_PROBLEM TO SOLVE:_
Below are the records; copy each line in them that holds the word "JSON".

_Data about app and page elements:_
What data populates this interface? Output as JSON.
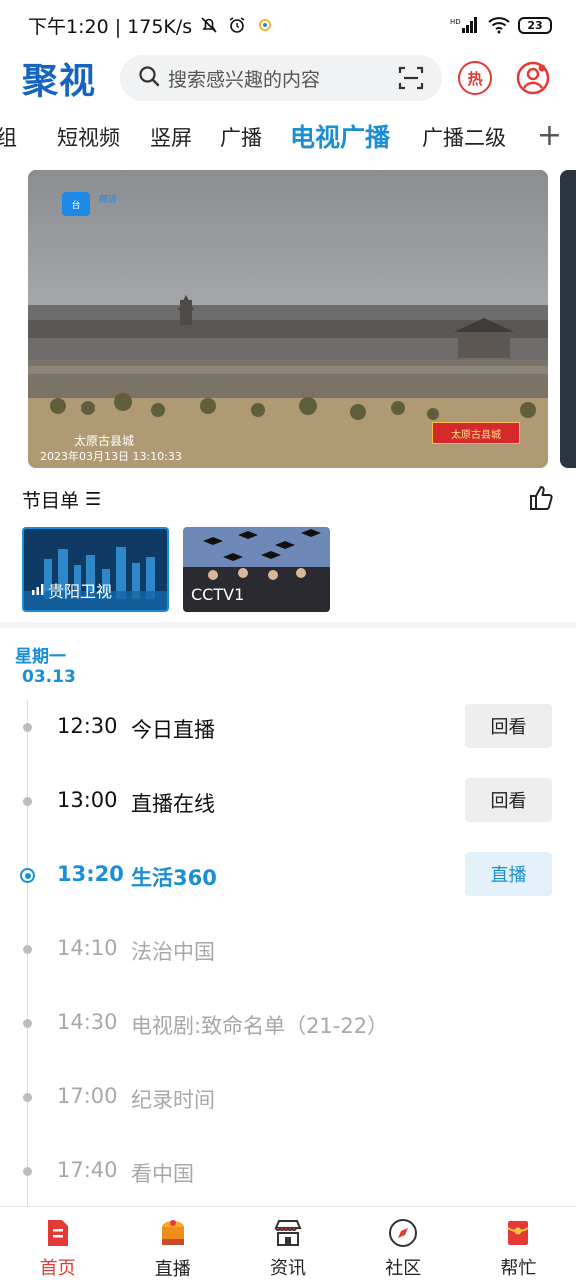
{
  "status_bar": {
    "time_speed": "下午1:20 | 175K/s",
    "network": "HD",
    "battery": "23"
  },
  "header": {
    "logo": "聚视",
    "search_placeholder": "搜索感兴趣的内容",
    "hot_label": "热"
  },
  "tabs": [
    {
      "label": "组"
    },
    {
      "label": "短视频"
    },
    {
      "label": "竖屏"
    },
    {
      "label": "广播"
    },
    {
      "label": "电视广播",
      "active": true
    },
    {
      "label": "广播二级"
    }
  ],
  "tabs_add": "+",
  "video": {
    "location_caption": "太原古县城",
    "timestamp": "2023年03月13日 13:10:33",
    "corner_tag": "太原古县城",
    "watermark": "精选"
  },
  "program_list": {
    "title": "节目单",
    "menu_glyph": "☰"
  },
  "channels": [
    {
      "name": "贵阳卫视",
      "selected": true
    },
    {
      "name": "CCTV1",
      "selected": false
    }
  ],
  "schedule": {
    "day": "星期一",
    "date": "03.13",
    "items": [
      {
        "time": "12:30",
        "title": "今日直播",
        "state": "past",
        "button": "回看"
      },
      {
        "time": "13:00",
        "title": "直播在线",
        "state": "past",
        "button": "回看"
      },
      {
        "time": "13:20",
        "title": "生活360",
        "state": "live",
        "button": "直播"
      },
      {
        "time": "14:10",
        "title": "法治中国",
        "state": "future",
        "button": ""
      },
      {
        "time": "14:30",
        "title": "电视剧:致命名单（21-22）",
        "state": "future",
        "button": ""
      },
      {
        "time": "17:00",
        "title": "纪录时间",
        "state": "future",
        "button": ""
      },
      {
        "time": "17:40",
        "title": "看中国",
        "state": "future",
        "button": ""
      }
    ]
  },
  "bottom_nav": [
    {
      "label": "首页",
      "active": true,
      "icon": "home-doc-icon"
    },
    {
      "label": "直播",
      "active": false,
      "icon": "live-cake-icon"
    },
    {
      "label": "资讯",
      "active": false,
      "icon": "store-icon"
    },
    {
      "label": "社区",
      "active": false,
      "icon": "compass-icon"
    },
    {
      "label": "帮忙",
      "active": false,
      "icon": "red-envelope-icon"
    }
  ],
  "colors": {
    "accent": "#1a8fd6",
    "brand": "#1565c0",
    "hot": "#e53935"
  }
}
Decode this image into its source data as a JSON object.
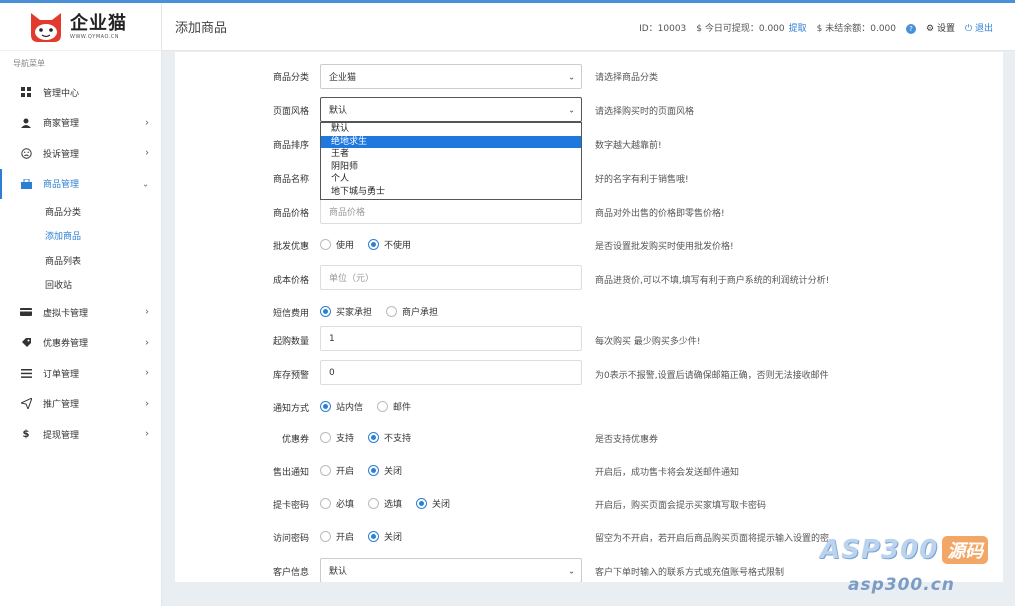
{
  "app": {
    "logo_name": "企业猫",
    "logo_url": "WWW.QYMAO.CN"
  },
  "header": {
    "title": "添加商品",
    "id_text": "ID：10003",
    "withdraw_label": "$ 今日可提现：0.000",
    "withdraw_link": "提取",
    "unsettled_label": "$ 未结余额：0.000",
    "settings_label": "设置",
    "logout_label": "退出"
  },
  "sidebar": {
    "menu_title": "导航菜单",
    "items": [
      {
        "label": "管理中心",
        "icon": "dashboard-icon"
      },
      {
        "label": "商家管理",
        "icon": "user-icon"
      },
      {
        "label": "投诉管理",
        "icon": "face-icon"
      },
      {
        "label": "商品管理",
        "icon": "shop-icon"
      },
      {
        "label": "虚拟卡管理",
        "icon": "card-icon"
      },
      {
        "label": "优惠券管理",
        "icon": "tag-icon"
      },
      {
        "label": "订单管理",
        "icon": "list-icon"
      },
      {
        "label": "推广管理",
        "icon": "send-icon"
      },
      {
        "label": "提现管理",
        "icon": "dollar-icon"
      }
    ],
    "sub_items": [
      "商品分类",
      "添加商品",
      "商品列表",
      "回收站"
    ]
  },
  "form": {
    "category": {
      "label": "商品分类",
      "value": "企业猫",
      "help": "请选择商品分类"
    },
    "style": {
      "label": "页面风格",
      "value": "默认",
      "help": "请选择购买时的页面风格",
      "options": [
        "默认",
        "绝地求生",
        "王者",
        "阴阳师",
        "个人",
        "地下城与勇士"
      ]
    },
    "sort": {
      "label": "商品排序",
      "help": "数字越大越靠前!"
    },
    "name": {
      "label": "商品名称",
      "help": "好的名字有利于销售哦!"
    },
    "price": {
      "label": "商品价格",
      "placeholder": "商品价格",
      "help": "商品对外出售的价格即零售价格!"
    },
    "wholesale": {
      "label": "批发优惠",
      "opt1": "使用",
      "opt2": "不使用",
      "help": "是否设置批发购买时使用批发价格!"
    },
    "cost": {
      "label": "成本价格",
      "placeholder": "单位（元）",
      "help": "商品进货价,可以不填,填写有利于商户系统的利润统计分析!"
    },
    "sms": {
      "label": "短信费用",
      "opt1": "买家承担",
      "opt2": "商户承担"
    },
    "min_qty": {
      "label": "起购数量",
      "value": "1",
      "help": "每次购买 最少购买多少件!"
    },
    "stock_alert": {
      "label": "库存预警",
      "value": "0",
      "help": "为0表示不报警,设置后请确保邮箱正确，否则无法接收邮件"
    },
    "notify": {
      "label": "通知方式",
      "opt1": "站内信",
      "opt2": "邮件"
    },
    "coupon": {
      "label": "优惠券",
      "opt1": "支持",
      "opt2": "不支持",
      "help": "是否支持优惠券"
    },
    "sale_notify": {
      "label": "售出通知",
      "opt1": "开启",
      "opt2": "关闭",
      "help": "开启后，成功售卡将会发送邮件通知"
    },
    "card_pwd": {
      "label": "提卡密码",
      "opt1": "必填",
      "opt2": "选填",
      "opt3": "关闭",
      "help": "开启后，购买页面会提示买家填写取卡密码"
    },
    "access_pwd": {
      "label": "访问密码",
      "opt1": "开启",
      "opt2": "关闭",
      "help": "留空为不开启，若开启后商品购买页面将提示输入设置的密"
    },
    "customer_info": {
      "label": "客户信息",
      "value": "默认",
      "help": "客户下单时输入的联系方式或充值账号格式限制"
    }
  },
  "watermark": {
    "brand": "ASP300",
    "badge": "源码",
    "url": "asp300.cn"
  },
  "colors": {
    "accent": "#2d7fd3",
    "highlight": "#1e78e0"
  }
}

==

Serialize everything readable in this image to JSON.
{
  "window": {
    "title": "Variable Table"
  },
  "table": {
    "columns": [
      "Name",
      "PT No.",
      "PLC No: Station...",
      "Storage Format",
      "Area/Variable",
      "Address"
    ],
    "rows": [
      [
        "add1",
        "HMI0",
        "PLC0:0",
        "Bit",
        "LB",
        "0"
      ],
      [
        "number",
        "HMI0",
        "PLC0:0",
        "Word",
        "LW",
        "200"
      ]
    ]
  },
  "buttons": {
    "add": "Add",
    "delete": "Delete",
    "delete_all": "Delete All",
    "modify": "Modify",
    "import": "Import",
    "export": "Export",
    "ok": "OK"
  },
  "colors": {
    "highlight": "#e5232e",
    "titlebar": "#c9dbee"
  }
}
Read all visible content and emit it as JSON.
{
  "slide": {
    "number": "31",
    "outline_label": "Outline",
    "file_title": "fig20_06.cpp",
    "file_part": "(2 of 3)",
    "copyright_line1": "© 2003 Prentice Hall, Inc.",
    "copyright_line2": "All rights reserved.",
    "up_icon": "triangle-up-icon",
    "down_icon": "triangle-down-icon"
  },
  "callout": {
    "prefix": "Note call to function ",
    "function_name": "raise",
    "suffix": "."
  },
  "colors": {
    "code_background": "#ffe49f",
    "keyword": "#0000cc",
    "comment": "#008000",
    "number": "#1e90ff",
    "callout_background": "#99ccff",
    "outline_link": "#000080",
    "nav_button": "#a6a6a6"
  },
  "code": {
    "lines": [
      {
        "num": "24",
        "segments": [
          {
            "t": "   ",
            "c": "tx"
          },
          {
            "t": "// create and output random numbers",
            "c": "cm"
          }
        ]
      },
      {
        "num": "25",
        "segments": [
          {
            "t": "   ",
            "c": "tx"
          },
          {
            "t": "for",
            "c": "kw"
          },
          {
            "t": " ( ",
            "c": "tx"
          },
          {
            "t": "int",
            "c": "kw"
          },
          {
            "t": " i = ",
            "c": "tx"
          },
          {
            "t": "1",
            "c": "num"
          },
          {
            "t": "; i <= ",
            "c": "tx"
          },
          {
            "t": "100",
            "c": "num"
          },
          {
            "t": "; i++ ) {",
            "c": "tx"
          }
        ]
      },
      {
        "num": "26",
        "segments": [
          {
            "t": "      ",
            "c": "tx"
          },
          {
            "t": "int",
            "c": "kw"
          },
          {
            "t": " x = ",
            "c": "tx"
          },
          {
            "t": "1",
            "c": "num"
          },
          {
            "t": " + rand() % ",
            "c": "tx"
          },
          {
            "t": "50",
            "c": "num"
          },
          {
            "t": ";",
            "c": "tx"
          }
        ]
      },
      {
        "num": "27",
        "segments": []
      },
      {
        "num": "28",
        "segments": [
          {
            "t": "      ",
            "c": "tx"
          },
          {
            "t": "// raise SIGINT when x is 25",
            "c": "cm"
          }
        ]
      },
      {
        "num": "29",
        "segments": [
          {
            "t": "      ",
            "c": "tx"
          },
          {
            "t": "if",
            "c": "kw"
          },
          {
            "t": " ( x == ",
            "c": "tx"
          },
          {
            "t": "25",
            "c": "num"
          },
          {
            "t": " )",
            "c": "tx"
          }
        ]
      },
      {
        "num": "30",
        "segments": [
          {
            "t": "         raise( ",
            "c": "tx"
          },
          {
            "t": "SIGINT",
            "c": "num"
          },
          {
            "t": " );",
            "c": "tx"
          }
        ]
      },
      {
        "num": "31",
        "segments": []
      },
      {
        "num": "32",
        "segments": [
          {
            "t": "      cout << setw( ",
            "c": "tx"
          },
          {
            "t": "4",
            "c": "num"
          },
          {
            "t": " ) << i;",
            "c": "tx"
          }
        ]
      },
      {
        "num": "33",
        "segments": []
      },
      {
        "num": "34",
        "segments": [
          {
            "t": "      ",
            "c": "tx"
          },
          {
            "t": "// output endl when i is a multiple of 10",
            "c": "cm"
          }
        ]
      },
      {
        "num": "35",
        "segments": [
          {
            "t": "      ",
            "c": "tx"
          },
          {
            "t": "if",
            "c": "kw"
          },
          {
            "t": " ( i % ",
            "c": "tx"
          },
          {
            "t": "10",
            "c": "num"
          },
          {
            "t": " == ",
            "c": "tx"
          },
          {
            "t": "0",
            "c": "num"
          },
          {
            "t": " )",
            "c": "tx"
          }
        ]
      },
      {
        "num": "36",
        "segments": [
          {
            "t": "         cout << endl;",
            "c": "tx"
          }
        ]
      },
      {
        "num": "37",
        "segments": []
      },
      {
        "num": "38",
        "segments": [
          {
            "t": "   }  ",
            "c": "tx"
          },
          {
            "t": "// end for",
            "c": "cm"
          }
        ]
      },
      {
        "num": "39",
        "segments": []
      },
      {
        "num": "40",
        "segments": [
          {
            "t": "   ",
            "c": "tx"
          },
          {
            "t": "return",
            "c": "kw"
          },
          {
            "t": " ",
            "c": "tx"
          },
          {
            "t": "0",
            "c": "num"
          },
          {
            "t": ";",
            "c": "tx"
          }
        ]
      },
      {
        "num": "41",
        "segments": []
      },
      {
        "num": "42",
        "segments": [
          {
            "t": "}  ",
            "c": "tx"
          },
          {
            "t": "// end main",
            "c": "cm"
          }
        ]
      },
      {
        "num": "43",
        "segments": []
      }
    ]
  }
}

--

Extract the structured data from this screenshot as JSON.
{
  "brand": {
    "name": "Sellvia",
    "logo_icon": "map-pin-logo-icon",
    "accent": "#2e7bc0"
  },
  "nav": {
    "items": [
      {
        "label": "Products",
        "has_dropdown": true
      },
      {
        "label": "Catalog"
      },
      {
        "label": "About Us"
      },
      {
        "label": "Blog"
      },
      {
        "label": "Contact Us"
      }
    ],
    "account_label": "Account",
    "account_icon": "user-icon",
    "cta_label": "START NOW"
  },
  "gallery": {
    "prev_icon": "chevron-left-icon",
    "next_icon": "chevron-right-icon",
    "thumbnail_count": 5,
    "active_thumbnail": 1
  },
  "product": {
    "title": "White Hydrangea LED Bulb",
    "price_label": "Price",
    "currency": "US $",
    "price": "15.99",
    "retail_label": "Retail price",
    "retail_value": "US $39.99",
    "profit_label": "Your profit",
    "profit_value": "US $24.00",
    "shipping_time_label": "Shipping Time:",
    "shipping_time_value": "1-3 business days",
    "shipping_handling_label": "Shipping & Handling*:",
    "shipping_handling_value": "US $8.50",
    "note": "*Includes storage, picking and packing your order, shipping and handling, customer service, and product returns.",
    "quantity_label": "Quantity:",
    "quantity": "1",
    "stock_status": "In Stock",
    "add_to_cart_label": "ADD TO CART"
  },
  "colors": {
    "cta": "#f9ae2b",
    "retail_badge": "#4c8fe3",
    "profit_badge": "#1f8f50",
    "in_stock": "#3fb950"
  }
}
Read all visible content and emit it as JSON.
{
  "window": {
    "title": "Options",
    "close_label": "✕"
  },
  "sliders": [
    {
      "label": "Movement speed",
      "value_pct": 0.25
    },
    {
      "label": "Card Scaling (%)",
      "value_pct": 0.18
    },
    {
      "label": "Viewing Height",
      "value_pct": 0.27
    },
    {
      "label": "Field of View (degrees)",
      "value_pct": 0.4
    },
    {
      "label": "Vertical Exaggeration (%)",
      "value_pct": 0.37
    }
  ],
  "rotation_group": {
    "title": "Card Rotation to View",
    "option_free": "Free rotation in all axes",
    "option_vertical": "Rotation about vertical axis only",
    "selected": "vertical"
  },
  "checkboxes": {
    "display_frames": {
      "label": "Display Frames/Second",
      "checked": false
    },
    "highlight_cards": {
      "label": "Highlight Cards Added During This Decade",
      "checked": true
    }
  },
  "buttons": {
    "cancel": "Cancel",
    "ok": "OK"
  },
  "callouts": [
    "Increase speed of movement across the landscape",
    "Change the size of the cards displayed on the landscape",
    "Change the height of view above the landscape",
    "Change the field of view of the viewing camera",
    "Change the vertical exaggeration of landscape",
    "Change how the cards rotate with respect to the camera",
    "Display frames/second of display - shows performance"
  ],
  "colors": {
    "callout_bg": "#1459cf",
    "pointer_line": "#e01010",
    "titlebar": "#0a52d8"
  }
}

_WRITTEN SOLUTION:_
What data populates this interface? Output as JSON.
Decode this image into its source data as a JSON object.
Serialize everything readable in this image to JSON.
Read all visible content and emit it as JSON.
Extract the structured data from this screenshot as JSON.
Read all visible content and emit it as JSON.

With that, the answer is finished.